A theme that shone through is that education, especially mathematics education, is very highly valued by the Chinese, and this is reflected in the enthusiasm and diligence of the pupils and in the confidence of the teachers.

A question set at the end of a lesson for 13-year olds (literally in the last five minutes) highlighted the differences between mathematics education in China and in England – it was clearly set partly for the benefit of the delegation of English education experts sat at the back of the classroom:

Ben Nevis is the highest mountain in England (!!). On a summer’s day, the temperature at the base of Ben Nevis is 24 degrees Centigrade and at the summit the temperature is 13.25 degrees Centigrade. If the temperature falls by 0.8 degrees Centigrade per 100m of altitude, how high is Ben Nevis?

I set to work on this question at the same time as the pupils. They (and I) were working without calculators. They (and I!) calculated the answer correctly, but a large proportion of them did the calculation faster than I did, giving an exact answer (1343.75m). However, there was no discussion that the question concerned a mathematical model (the 0.8 degrees per 100m rule) and that therefore the ‘answer’ would only be an approximation. Their ability to do the right calculation (the theme of the lesson was rational division), and to do the calculation quickly and accurately was extremely impressive. We could and should aspire to our 13 year olds developing the same facility. I took some (but not much) consolation from the thought that in an English classroom there would have been some discussion about what degree of accuracy was appropriate for the answer!

So, no shortage of moments where I simply applauded what I saw.

However, a short trip that enabled me to visit five schools in China and speak to Chinese education academics, mainly through interpreters, in two regions, could not answer all my lingering questions, such as:

- How representative are the schools, teachers and pupils we saw?
- How exactly do teachers give feedback to pupils?
- What happens to pupils who can’t keep up?
- What exactly are the teachers doing when they are not teaching?
- How does formative assessment work in China?

[These questions were asked, through interpreters, but the answers were not clear and the limited time meant there was no opportunity for first-hand observation]
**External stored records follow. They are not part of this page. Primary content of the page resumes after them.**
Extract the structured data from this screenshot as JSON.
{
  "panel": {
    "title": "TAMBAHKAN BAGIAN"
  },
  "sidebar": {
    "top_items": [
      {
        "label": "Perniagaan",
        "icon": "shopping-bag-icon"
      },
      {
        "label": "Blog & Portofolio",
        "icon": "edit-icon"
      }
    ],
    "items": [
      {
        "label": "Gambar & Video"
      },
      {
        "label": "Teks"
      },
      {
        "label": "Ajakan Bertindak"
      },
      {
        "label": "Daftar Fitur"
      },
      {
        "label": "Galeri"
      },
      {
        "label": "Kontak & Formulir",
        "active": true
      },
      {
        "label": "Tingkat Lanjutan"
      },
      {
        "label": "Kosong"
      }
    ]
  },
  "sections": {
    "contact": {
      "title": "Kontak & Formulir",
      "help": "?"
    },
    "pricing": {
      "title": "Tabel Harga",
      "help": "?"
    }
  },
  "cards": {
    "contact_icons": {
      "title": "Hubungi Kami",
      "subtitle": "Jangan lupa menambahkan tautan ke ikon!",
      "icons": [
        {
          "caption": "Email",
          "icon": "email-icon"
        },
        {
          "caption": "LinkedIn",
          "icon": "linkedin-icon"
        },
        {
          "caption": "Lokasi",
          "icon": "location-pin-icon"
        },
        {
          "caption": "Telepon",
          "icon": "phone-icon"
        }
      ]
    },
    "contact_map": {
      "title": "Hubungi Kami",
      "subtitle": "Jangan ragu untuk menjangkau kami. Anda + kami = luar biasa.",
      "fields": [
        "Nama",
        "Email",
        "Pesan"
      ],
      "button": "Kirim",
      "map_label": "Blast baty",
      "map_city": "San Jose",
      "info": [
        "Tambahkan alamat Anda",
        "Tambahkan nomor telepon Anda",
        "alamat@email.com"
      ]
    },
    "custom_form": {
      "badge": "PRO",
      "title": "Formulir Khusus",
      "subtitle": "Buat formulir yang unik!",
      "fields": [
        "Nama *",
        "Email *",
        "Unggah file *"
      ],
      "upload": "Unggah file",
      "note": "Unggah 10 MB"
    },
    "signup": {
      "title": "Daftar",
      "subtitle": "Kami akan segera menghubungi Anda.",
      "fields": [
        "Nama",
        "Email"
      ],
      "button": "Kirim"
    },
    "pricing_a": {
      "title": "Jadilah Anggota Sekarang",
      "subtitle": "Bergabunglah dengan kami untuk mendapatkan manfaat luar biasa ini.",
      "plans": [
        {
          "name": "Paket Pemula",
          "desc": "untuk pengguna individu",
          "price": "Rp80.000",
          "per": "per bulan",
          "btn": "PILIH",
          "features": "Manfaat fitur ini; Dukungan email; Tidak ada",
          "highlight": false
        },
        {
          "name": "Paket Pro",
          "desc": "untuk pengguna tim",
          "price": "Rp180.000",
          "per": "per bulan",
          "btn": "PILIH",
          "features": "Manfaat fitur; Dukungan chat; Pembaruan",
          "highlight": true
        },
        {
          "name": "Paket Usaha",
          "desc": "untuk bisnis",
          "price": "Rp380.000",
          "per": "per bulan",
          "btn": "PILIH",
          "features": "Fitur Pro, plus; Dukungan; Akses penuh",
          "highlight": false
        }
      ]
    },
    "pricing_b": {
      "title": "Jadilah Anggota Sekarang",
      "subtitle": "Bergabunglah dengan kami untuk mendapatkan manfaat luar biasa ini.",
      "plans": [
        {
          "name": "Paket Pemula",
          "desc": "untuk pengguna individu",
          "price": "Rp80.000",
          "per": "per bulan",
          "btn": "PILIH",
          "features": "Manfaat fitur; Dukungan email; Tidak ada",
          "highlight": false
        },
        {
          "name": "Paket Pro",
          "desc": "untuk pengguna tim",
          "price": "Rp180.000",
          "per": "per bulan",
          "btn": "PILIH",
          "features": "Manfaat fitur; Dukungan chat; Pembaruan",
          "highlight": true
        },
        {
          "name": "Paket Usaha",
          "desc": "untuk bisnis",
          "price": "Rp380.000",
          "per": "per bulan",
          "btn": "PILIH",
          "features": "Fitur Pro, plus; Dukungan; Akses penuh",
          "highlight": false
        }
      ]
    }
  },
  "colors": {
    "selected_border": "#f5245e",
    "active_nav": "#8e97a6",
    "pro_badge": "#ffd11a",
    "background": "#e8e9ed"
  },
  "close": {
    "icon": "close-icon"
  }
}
My conclusion from the trip is that, despite the obvious cultural differences, there are definitely things we can learn from the way mathematics is taught in China. We need to find out more about the details, and try out some ideas. I’m convinced it will be worth doing. For example, if we taught maths in England in significantly larger classes, thus freeing up teacher time for planning and feedback, would that make our mathematics teaching more effective? We’ll never know unless we try!